The murals that had been on display at the Okanagan Historical Society Kiosk in the Fairview town site have been restored and returned to the Fairview Kiosk.
The Fairview kiosk site consists of two adjoining lots that were the site of the Presbyterian Church, constructed at Fairview in 1899. In 1925 the Presbyterian Church was dismantled and moved to Okanagan Falls where it currently serves as the United Church. The windows were covered from the inside and a charge of dynamite was hung from the ceiling and lit. The explosion loosened the nails, making the dismantling of the church possible. As a result of this, it received a nick-name, the “Blasted Church”.
The Okanagan Historical Society acquired the Fairview properties from the United Church of Canada in 1970. The present kiosk with the Glenn Clarke murals was officially opened in May of 1997. Over time the murals faded and suffered minor damage. They were taken down late last year and restored by the original artist, who lives in Penticton. New polycarbonate protective coverings have also been purchased and installed. It is interesting that one reason the project took so long to complete is that the demand for (and the cost of) polycarbonate has increased dramatically recently, due to Covid 19 safety requirements.
The Okanagan Historical Society would like to acknowledge a donation from the Okanagan Archives Trust (OATS) that helped with the completion of this project.
The murals are interesting and the site is very attractive. They are certainly worth a visit.
The Fairview Heritage Townsite Society has tenure on an adjoining 80 acre parcel and has recently completed a major upgrade to a 1.1 kilometre trail that meanders through the old town site. Remains of the town site have faded with time but it is still a very pleasant walk and can be tied in with a visit to view the murals.

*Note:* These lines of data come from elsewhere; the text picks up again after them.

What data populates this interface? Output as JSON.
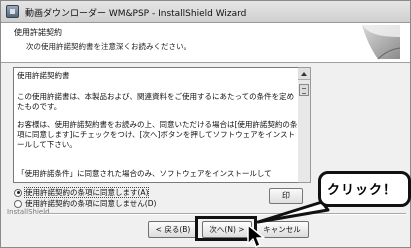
{
  "window": {
    "title": "動画ダウンローダー WM&PSP - InstallShield Wizard"
  },
  "header": {
    "title": "使用許諾契約",
    "subtitle": "次の使用許諾契約書を注意深くお読みください。"
  },
  "license": {
    "heading": "使用許諾契約書",
    "paragraph1": "この使用許諾書は、本製品および、関連資料をご使用するにあたっての条件を定めたものです。",
    "paragraph2": "お客様は、使用許諾契約書をお読みの上、同意いただける場合は[使用許諾契約の条項に同意します]にチェックをつけ、[次へ]ボタンを押してソフトウェアをインストールして下さい。",
    "paragraph3": "「使用許諾条件」に同意された場合のみ、ソフトウェアをインストールして"
  },
  "options": {
    "accept": "使用許諾契約の条項に同意します(A)",
    "decline": "使用許諾契約の条項に同意しません(D)",
    "selected": "accept"
  },
  "buttons": {
    "print": "印",
    "back": "< 戻る(B)",
    "next": "次へ(N) >",
    "cancel": "キャンセル"
  },
  "footer": {
    "brand": "InstallShield"
  },
  "annotation": {
    "callout": "クリック！"
  },
  "icons": {
    "window_icon": "installer-icon",
    "header_graphic": "folded-page-graphic",
    "cursor": "mouse-pointer-icon"
  }
}
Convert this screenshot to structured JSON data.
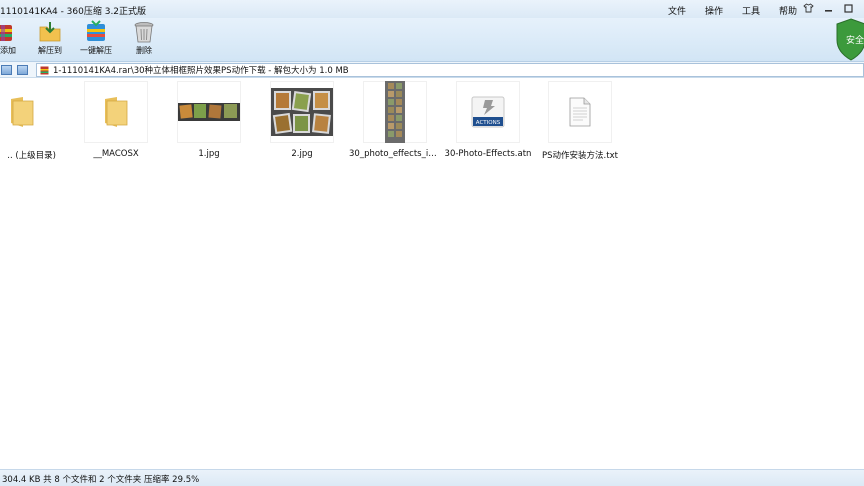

The trail can be accessed from the Fairview kiosk site or a new parking area on Old Golf Course Road.
The photo below shows Bruce Hamilton, Larry Shannon and Ernie Dumais, with three of the twelve restored murals.
Written by Larry Shannon
Top photo by South Okanagan Photos
Bottom picture submitted